Couple of interesting posts out there on the theme of Fianna Fáil’s latest moves to organise in the North, which I picked up at OurKingdom on Sunday.
Mick Fealty has sparked a lively debate on Slugger by asks whether the names of the party’s two new cumainn signify an intent to reach out to Northern Protestants. Back at OK, Conn Corrigan looks at the possible wider impact on the Northern party system.
Sinn Féin’s response to the latest developments, in a speech by Senator Pearse Doherty, is also worth noting:
“This weekend Fianna Fáil announced that they have registered as a party in
the Six Counties. It will take far more than a bit of paper from the
Electoral Commission to make them an all-Ireland party. If Fianna Fáil are

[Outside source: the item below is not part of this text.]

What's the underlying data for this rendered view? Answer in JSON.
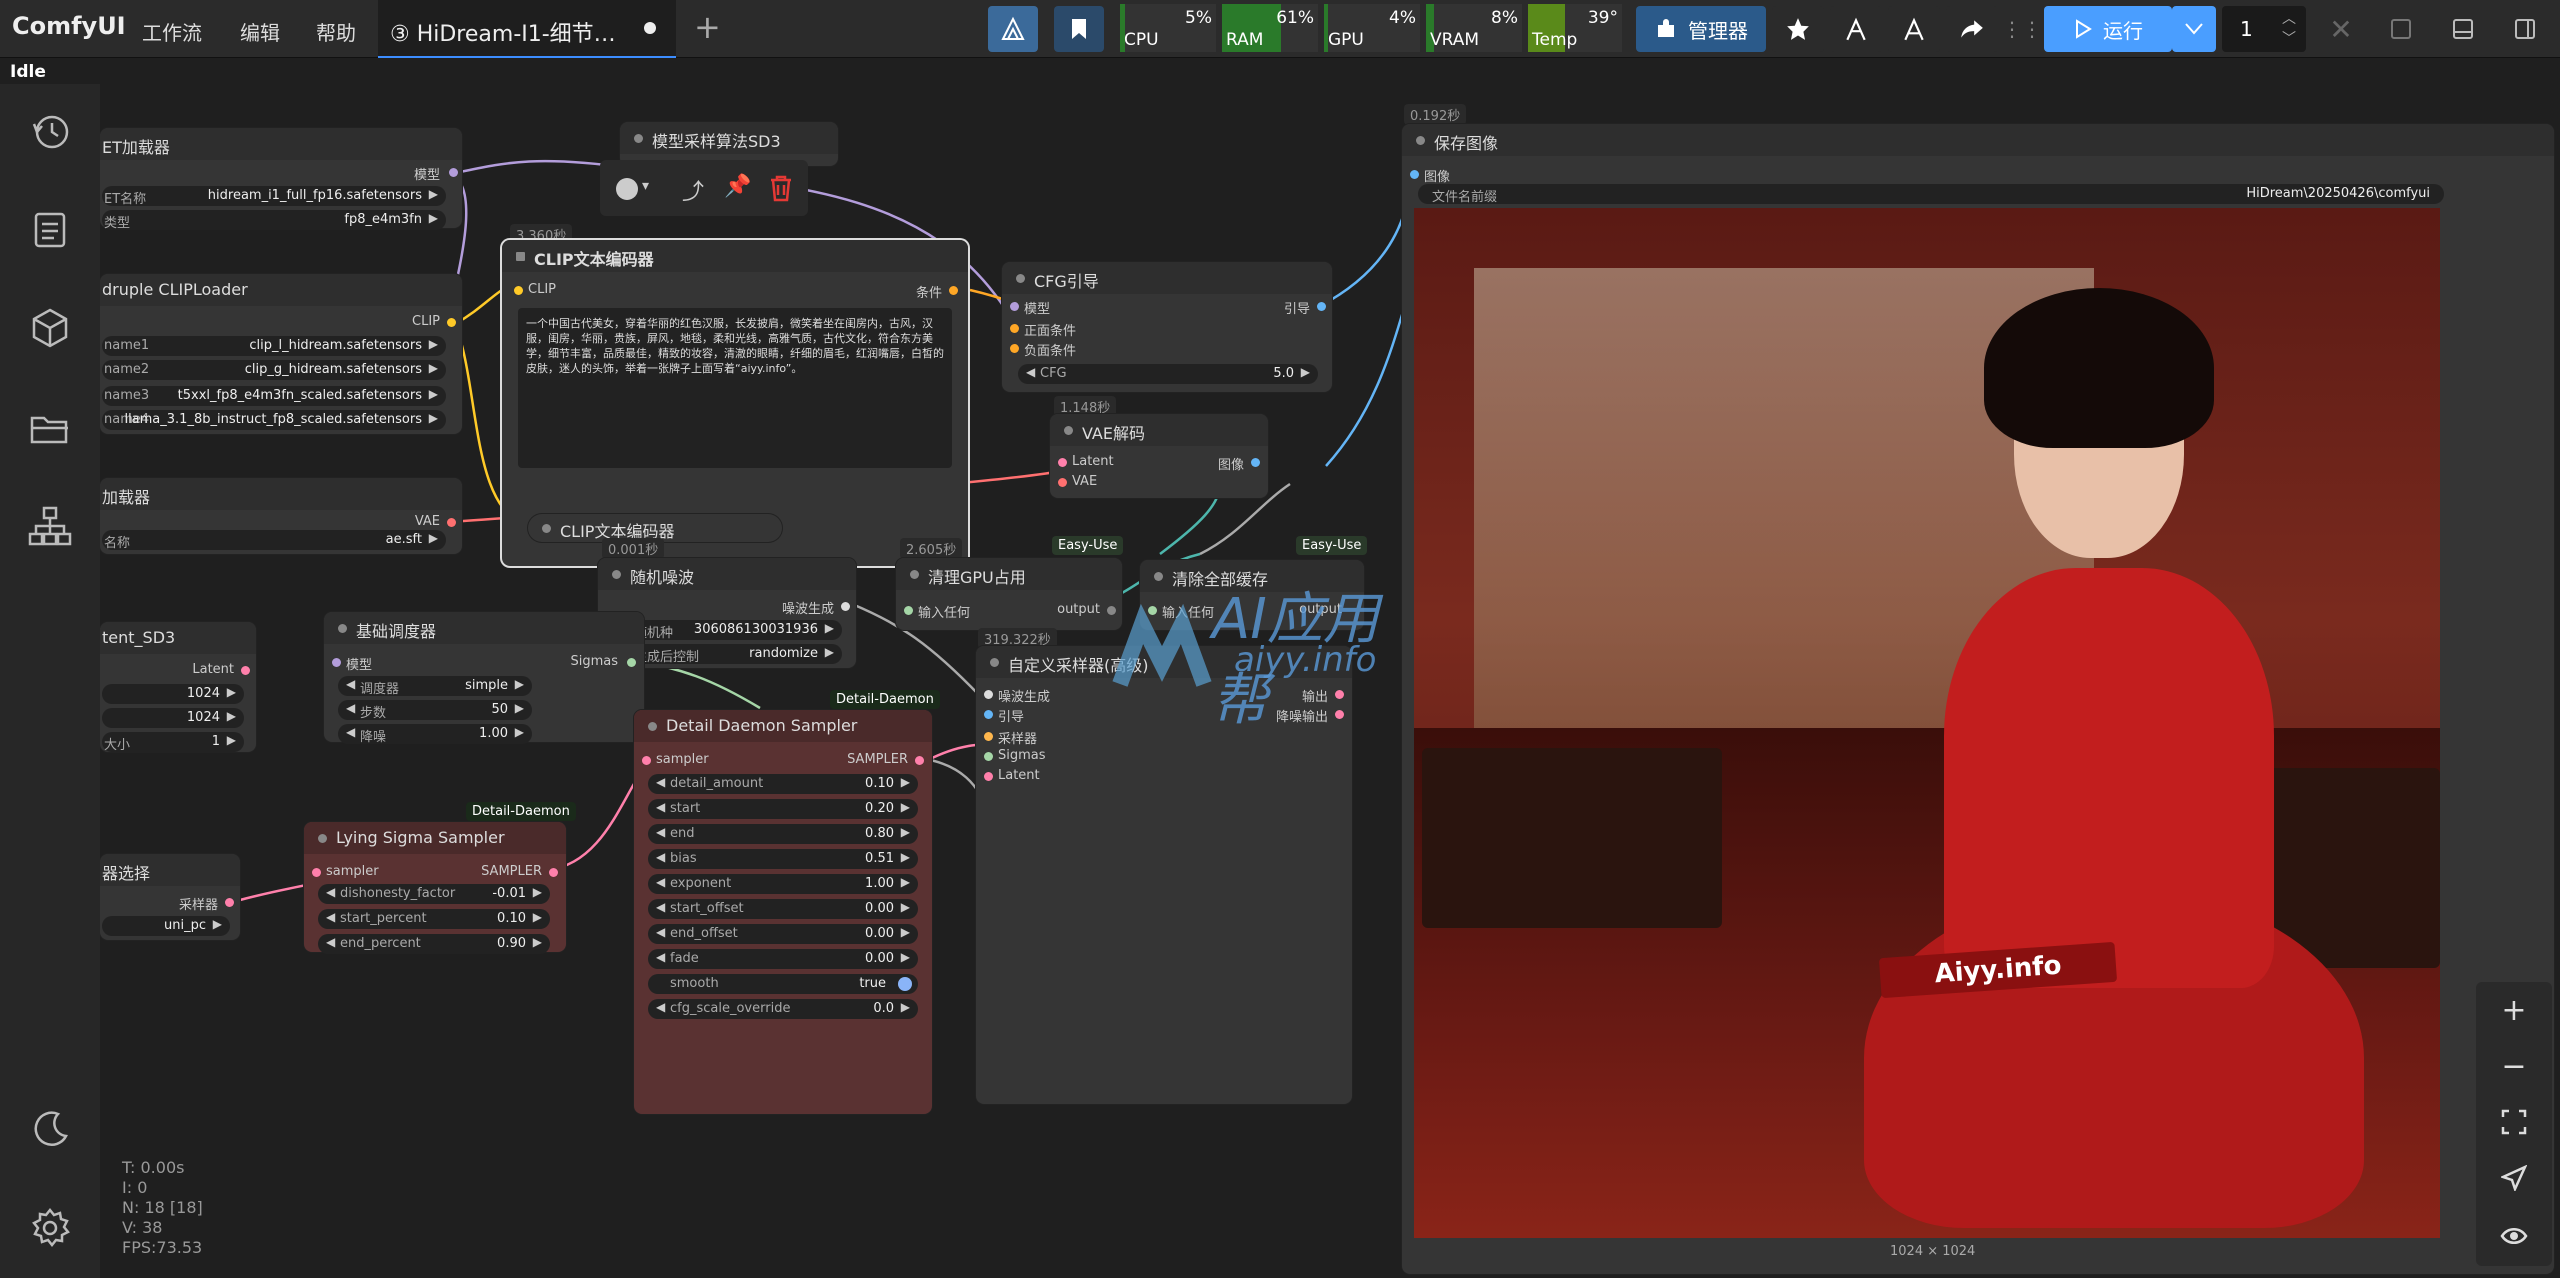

truly to become an all-Ireland party and move beyond a rhetorical position
on Irish re-unification If they are really interested in Irish unity they
need to begin the practical preparations now.
“2016 shouldn’t just be about commemorating our past, it should be about
shaping the future. And that means more than lofty speeches. It means
expanding the work of the All Ireland Ministerial Council, it means removing
the impediments to all Ireland economic development, it means northern
representation in the Oireachtas, it means putting in place a practical
strategy for re-unification. Only time will tell how serious they
really are. And we will see what position they take on the measures we
will be putting forwad in the Dáil and Seanad on preparing for unity and
independence." (Sinn Féin press release)
No doubt, if Fianna Fáil does build up a significant organisation in the North, their own members will be raising some of those issues.